'iKnife' Could Revolutionize Cancer Surgery

A new surgical tool–dubbed the ‘iKnife’–has the potential to change the way surgeons operate on cancer patients. Typically, surgeons use knives that vaporize tumors during procedures, which produces a strong-smelling smoke. Under standard protocol the surgeon must send tissue to the lab to be analyzed to determine whether or not it is cancerous, waiting on the results while the patient lies on the operating table for close to 30 minutes. The ‘iKnife’ eliminates the lab work, analyzing the smoke on its own to distinguish cancerous tissue from healthy tissue; it can tell doctors if the tissue is cancerous almost instantaneously. In a recent study, the knife correctly detected cancer in all 91 patients. Researchers believe the knife will lower tumor recurrence rates and enable more accurate procedures.


Myc-Driven Tumors Could be Next for Targeted Therapies

Scientists have made a breakthrough in inhibiting the tumor-driving protein myc, which previously had been impossible to target with drugs. Myc drives cells toward uncontrolled growth in tumors, and is involved in many of the most serious forms of cancer, including breast cancer, lung cancer, colorectal cancer, brain cancer, prostate cancer, and blood cancer. Scientists have found that one drug that indirectly targets myc slows tumor growth in a mouse model of myc-driven cancer. The key to the breakthrough was recognizing that myc relies partially on MTOR, another protein, for its protein supply. By targeting MTOR, the drug keeps myc from promoting tumor growth. The drug, called MLN0128, is already in clinical trials for a variety of cancers, but this is the first time it has been viewed as a tool to treat myc-driven cancer. The researchers said that other indirect targeted therapy drugs are already being tested in human studies to treat myc-driven tumors.


RNA Diagnostic Test Improves Diagnosis of Lung Cancer

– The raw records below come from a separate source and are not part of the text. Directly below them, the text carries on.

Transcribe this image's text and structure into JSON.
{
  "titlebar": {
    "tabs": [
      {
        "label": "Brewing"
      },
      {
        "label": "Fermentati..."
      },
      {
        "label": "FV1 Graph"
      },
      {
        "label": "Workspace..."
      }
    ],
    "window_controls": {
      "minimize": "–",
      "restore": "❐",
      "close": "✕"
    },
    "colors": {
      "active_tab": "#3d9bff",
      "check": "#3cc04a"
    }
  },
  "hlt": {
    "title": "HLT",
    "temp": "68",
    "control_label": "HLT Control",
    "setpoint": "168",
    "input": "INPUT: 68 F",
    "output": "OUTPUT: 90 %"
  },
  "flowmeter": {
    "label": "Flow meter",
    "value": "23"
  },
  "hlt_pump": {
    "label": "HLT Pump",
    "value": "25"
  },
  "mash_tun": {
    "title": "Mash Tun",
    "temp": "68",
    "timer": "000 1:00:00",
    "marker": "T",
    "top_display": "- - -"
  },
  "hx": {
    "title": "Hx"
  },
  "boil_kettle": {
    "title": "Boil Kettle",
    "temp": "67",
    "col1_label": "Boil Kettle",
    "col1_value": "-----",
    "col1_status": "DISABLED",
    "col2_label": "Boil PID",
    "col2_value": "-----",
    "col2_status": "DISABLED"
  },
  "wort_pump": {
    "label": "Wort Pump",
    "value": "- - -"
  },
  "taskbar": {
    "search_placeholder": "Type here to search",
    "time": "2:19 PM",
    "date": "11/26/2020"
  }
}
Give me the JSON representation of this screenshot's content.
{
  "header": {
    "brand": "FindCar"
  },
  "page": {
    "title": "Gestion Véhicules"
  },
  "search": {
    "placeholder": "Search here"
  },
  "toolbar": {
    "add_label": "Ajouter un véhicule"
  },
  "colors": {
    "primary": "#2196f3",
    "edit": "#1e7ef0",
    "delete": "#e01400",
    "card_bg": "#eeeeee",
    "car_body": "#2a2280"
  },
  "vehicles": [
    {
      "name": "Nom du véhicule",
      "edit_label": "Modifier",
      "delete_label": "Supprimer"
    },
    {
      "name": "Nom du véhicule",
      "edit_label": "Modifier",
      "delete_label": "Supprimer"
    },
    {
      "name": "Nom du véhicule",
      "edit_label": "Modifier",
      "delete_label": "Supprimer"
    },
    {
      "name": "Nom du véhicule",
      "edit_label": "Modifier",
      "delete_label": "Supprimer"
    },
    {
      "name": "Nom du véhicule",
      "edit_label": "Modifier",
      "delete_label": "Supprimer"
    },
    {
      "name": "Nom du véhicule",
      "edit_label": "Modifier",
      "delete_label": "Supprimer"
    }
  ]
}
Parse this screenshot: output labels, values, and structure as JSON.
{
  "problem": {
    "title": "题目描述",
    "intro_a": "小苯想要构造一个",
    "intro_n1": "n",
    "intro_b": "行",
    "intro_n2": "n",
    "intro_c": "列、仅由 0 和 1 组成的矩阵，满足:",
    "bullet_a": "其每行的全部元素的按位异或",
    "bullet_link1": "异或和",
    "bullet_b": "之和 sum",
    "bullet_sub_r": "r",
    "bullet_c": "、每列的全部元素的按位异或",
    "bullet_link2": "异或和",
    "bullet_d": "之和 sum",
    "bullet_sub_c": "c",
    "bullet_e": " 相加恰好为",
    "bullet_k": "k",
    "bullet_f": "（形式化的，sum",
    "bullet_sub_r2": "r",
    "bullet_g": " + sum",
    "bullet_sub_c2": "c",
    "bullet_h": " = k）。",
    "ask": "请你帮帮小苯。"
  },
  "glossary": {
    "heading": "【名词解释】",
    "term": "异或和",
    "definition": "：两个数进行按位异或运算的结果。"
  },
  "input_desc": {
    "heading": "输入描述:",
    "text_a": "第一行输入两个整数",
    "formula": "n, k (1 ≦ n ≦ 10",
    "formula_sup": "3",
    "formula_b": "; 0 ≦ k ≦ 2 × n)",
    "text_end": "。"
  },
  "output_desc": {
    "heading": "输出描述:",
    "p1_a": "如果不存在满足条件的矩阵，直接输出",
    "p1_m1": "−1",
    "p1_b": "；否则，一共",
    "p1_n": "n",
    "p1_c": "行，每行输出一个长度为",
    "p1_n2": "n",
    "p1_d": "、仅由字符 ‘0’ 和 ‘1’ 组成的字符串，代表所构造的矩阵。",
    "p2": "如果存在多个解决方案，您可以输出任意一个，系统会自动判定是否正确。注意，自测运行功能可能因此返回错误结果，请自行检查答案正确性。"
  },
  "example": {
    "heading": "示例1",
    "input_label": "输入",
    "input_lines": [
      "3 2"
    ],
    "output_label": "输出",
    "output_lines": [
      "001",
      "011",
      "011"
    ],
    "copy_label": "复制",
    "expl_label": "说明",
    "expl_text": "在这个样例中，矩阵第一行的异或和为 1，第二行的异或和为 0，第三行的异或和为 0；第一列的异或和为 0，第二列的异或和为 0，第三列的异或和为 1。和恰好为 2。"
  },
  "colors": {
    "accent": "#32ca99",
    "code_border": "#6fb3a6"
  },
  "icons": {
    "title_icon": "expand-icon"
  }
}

The first step towards choosing the best lung cancer treatment is to figure out what specific kind of lung cancer a patient has. Usually, doctors can determine cancer type by surgically removing part of a tumor and examining the appearance of tumor cells under a microscope. But sometimes tumor samples are damaged and difficult to analyze visually, so a second method would be useful to help confirm a diagnosis. Researchers have now developed a new test that can determine which genes are turned on or off in tumor cells, allowing them to distinguish between the most common types of lung cancer (adenocarcinoma, carcinoid, small cell carcinoma, squamous cell carcinoma). Samples of tumors are already routinely collected, and, in an experiment, examining them and analyzing their genetics was found to be a viable predictor of a tumor’s microscopic appearance. Researchers hope that their test will bring more accurate diagnoses to doctors and patients, which in turn could lead to better treatment recommendations and better outcomes.